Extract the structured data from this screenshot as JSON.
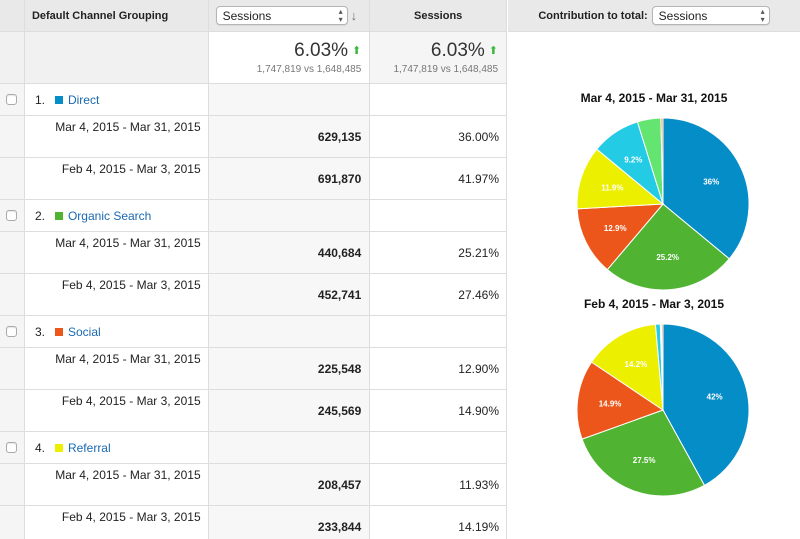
{
  "table": {
    "header": {
      "dimension_label": "Default Channel Grouping",
      "metric_select": "Sessions",
      "sort_icon": "arrow-down-icon",
      "pct_label": "Sessions"
    },
    "summary": {
      "value_change": "6.03%",
      "value_compare": "1,747,819 vs 1,648,485",
      "pct_change": "6.03%",
      "pct_compare": "1,747,819 vs 1,648,485",
      "trend_icon": "arrow-up-icon"
    },
    "groups": [
      {
        "index": "1.",
        "name": "Direct",
        "color": "#058dc7",
        "rows": [
          {
            "range": "Mar 4, 2015 - Mar 31, 2015",
            "sessions": "629,135",
            "pct": "36.00%"
          },
          {
            "range": "Feb 4, 2015 - Mar 3, 2015",
            "sessions": "691,870",
            "pct": "41.97%"
          }
        ]
      },
      {
        "index": "2.",
        "name": "Organic Search",
        "color": "#50b432",
        "rows": [
          {
            "range": "Mar 4, 2015 - Mar 31, 2015",
            "sessions": "440,684",
            "pct": "25.21%"
          },
          {
            "range": "Feb 4, 2015 - Mar 3, 2015",
            "sessions": "452,741",
            "pct": "27.46%"
          }
        ]
      },
      {
        "index": "3.",
        "name": "Social",
        "color": "#ed561b",
        "rows": [
          {
            "range": "Mar 4, 2015 - Mar 31, 2015",
            "sessions": "225,548",
            "pct": "12.90%"
          },
          {
            "range": "Feb 4, 2015 - Mar 3, 2015",
            "sessions": "245,569",
            "pct": "14.90%"
          }
        ]
      },
      {
        "index": "4.",
        "name": "Referral",
        "color": "#edef00",
        "rows": [
          {
            "range": "Mar 4, 2015 - Mar 31, 2015",
            "sessions": "208,457",
            "pct": "11.93%"
          },
          {
            "range": "Feb 4, 2015 - Mar 3, 2015",
            "sessions": "233,844",
            "pct": "14.19%"
          }
        ]
      }
    ]
  },
  "contribution": {
    "label": "Contribution to total:",
    "select": "Sessions"
  },
  "chart_data": [
    {
      "type": "pie",
      "title": "Mar 4, 2015 - Mar 31, 2015",
      "slices": [
        {
          "value": 36.0,
          "label": "36%",
          "color": "#058dc7"
        },
        {
          "value": 25.2,
          "label": "25.2%",
          "color": "#50b432"
        },
        {
          "value": 12.9,
          "label": "12.9%",
          "color": "#ed561b"
        },
        {
          "value": 11.9,
          "label": "11.9%",
          "color": "#edef00"
        },
        {
          "value": 9.2,
          "label": "9.2%",
          "color": "#24cbe5"
        },
        {
          "value": 4.4,
          "label": "",
          "color": "#64e572"
        },
        {
          "value": 0.4,
          "label": "",
          "color": "#ff9655"
        }
      ]
    },
    {
      "type": "pie",
      "title": "Feb 4, 2015 - Mar 3, 2015",
      "slices": [
        {
          "value": 42.0,
          "label": "42%",
          "color": "#058dc7"
        },
        {
          "value": 27.5,
          "label": "27.5%",
          "color": "#50b432"
        },
        {
          "value": 14.9,
          "label": "14.9%",
          "color": "#ed561b"
        },
        {
          "value": 14.2,
          "label": "14.2%",
          "color": "#edef00"
        },
        {
          "value": 0.9,
          "label": "",
          "color": "#24cbe5"
        },
        {
          "value": 0.2,
          "label": "",
          "color": "#64e572"
        },
        {
          "value": 0.3,
          "label": "",
          "color": "#ff9655"
        }
      ]
    }
  ]
}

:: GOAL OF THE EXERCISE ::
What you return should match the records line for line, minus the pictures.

:: RESULT ::
Extract the structured data from this screenshot as JSON.
{
  "table": {
    "header": {
      "dimension_label": "Default Channel Grouping",
      "metric_select": "Sessions",
      "sort_icon": "arrow-down-icon",
      "pct_label": "Sessions"
    },
    "summary": {
      "value_change": "6.03%",
      "value_compare": "1,747,819 vs 1,648,485",
      "pct_change": "6.03%",
      "pct_compare": "1,747,819 vs 1,648,485",
      "trend_icon": "arrow-up-icon"
    },
    "groups": [
      {
        "index": "1.",
        "name": "Direct",
        "color": "#058dc7",
        "rows": [
          {
            "range": "Mar 4, 2015 - Mar 31, 2015",
            "sessions": "629,135",
            "pct": "36.00%"
          },
          {
            "range": "Feb 4, 2015 - Mar 3, 2015",
            "sessions": "691,870",
            "pct": "41.97%"
          }
        ]
      },
      {
        "index": "2.",
        "name": "Organic Search",
        "color": "#50b432",
        "rows": [
          {
            "range": "Mar 4, 2015 - Mar 31, 2015",
            "sessions": "440,684",
            "pct": "25.21%"
          },
          {
            "range": "Feb 4, 2015 - Mar 3, 2015",
            "sessions": "452,741",
            "pct": "27.46%"
          }
        ]
      },
      {
        "index": "3.",
        "name": "Social",
        "color": "#ed561b",
        "rows": [
          {
            "range": "Mar 4, 2015 - Mar 31, 2015",
            "sessions": "225,548",
            "pct": "12.90%"
          },
          {
            "range": "Feb 4, 2015 - Mar 3, 2015",
            "sessions": "245,569",
            "pct": "14.90%"
          }
        ]
      },
      {
        "index": "4.",
        "name": "Referral",
        "color": "#edef00",
        "rows": [
          {
            "range": "Mar 4, 2015 - Mar 31, 2015",
            "sessions": "208,457",
            "pct": "11.93%"
          },
          {
            "range": "Feb 4, 2015 - Mar 3, 2015",
            "sessions": "233,844",
            "pct": "14.19%"
          }
        ]
      }
    ]
  },
  "contribution": {
    "label": "Contribution to total:",
    "select": "Sessions"
  },
  "chart_data": [
    {
      "type": "pie",
      "title": "Mar 4, 2015 - Mar 31, 2015",
      "slices": [
        {
          "value": 36.0,
          "label": "36%",
          "color": "#058dc7"
        },
        {
          "value": 25.2,
          "label": "25.2%",
          "color": "#50b432"
        },
        {
          "value": 12.9,
          "label": "12.9%",
          "color": "#ed561b"
        },
        {
          "value": 11.9,
          "label": "11.9%",
          "color": "#edef00"
        },
        {
          "value": 9.2,
          "label": "9.2%",
          "color": "#24cbe5"
        },
        {
          "value": 4.4,
          "label": "",
          "color": "#64e572"
        },
        {
          "value": 0.4,
          "label": "",
          "color": "#ff9655"
        }
      ]
    },
    {
      "type": "pie",
      "title": "Feb 4, 2015 - Mar 3, 2015",
      "slices": [
        {
          "value": 42.0,
          "label": "42%",
          "color": "#058dc7"
        },
        {
          "value": 27.5,
          "label": "27.5%",
          "color": "#50b432"
        },
        {
          "value": 14.9,
          "label": "14.9%",
          "color": "#ed561b"
        },
        {
          "value": 14.2,
          "label": "14.2%",
          "color": "#edef00"
        },
        {
          "value": 0.9,
          "label": "",
          "color": "#24cbe5"
        },
        {
          "value": 0.2,
          "label": "",
          "color": "#64e572"
        },
        {
          "value": 0.3,
          "label": "",
          "color": "#ff9655"
        }
      ]
    }
  ]
}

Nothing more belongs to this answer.